When you start the car do you notice any smoke or odd smells? Listen for irregular noises, such as strained warning buzzers. Try every accessory to see if it works properly, including turn signals, windshield wipers, headlight switches and high beams. If you can switch it on or off, you should. Does everything work properly? Turn on the vehicle's entertainment system and listen to the audio. Like the air filter, paper speaker cones don't take to water very well. If the audio is distorted or the system doesn't work, it could be the sign that the car was once being used as a boat.
If you've reached this point in the guide and you're thinking, "What did I get myself into?" take heart. There are reputable experts available to inspect your potential vehicle purchase for a small fee. Often, they can spot water damage in minutes, but if the car is particularly suspect they may remove a door panel or check hidden electrical or mechanical components to see if there is evidence that the original refurbishment might have missed.
Bringing your car to a trusted mechanic is a good idea regardless.
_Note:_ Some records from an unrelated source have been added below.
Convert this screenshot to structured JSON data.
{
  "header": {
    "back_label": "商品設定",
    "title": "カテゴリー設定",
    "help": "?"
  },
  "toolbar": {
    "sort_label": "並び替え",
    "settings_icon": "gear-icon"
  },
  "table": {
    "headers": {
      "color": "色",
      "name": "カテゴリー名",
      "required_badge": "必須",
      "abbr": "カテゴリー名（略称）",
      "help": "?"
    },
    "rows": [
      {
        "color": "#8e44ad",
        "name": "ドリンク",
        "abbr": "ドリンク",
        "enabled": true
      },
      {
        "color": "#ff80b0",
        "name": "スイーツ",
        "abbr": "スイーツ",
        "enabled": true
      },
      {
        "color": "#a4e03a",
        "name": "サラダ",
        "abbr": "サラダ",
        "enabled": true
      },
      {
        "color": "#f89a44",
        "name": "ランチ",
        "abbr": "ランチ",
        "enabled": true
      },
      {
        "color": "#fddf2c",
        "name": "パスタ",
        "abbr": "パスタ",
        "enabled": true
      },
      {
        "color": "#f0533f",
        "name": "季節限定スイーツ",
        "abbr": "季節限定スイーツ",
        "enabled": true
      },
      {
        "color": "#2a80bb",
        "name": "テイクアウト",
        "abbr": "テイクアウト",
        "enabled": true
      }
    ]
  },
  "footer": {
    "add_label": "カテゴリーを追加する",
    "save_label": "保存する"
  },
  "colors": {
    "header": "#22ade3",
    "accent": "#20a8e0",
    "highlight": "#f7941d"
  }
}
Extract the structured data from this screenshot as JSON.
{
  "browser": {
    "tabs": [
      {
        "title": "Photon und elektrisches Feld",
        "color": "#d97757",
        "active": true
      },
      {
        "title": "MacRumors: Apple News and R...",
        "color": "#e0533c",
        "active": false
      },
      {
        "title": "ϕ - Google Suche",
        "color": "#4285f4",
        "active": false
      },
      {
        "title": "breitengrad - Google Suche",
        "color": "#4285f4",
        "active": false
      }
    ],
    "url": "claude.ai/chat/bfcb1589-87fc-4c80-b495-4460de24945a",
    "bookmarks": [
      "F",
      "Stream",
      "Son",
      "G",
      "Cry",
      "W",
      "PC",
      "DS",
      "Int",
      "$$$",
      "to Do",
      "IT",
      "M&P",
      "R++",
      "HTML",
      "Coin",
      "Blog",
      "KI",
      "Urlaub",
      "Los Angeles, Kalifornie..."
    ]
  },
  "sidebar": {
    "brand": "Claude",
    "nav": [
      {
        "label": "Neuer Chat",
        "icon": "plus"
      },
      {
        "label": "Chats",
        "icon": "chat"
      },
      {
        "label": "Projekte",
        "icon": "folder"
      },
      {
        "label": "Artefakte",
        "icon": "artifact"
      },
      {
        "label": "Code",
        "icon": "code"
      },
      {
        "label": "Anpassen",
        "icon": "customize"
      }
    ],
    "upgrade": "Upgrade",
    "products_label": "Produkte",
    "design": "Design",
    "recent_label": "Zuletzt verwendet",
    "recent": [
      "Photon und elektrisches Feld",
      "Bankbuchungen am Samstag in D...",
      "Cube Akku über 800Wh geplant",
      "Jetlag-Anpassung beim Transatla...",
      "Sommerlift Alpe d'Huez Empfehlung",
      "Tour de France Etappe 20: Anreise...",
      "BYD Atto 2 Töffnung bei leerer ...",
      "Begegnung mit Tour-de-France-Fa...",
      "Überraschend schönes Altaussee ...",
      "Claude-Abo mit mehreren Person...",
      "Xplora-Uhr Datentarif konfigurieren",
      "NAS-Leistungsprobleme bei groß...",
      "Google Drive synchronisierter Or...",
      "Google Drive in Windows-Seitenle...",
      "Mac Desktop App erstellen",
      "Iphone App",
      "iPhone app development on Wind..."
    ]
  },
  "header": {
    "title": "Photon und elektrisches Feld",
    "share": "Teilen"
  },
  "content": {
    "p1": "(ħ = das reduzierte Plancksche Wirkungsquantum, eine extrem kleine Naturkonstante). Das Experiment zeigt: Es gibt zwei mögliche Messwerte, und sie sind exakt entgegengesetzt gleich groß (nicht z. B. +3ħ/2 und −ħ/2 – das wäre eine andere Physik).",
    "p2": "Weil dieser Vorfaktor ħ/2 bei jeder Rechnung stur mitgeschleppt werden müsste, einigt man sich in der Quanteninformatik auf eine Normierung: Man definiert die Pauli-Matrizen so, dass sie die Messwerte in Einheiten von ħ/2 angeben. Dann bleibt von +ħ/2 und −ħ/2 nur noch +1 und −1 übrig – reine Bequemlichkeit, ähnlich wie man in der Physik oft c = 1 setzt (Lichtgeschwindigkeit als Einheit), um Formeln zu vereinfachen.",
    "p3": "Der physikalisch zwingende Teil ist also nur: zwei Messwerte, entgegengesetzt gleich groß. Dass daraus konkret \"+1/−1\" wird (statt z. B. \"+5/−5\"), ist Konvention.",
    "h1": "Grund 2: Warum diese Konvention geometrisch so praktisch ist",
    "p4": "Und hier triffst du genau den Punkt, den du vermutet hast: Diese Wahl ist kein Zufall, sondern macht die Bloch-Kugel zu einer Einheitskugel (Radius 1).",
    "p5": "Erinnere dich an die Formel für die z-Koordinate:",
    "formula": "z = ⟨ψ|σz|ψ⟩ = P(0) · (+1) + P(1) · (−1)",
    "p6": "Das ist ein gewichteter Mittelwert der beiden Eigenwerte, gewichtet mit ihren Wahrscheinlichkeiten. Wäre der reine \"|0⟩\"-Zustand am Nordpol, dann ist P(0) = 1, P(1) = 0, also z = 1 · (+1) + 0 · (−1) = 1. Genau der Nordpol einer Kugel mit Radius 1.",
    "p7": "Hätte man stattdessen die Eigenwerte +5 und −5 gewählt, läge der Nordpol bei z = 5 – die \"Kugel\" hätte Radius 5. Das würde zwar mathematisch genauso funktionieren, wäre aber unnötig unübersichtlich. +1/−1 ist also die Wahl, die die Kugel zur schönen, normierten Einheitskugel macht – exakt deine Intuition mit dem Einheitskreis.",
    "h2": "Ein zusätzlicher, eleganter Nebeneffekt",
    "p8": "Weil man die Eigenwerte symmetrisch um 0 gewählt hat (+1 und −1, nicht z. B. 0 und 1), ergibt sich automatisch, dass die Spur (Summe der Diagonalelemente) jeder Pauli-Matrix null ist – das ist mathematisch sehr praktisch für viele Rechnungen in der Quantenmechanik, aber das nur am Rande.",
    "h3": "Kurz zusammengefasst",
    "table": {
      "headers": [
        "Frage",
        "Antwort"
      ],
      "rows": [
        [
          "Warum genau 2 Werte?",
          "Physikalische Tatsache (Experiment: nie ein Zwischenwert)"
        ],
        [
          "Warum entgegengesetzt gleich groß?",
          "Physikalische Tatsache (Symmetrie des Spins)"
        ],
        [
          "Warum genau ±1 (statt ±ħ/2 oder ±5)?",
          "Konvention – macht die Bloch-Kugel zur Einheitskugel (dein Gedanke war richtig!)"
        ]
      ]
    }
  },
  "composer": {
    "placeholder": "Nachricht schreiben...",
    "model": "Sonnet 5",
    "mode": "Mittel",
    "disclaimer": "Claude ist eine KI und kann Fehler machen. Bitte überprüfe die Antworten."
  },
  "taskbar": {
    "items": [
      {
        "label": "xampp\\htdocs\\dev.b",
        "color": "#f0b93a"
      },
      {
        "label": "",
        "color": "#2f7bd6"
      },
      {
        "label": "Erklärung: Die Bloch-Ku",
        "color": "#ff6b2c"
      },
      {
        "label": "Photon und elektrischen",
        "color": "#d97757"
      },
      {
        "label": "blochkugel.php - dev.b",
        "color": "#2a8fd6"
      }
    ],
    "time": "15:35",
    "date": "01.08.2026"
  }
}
The nominal upfront costs will pale in comparison to the financial devastation that can result in buying a car that is worth less money than you paid or worse, is dangerous to drive.
• A musty odor in the interior, which can sometimes be covered with a strong air-freshener
• Upholstery or carpeting which is loose, new, stained or doesn't match
• Damp carpets
• Rust around doors, under the dashboard, on the pedals or inside the hood and trunk latches
• Mud or silt in the glove compartment or under the seats
• Brittle wires under the dashboard
• Fog or moisture beads in the interior lights, exterior lights or instrument panel
• Turn on the ignition and check all instrument panel lights illuminate
• Test the interior and exterior lights, air conditioning, windshield wipers, radio, turn signals and heater repeatedly
• View the CARFAX Vehicle History Report for reported flood damage or signs of salvage title fraud
• Get the car checked thoroughly by a trusted mechanic
• Use your VIN to get a free CARFAX Flood Damage Check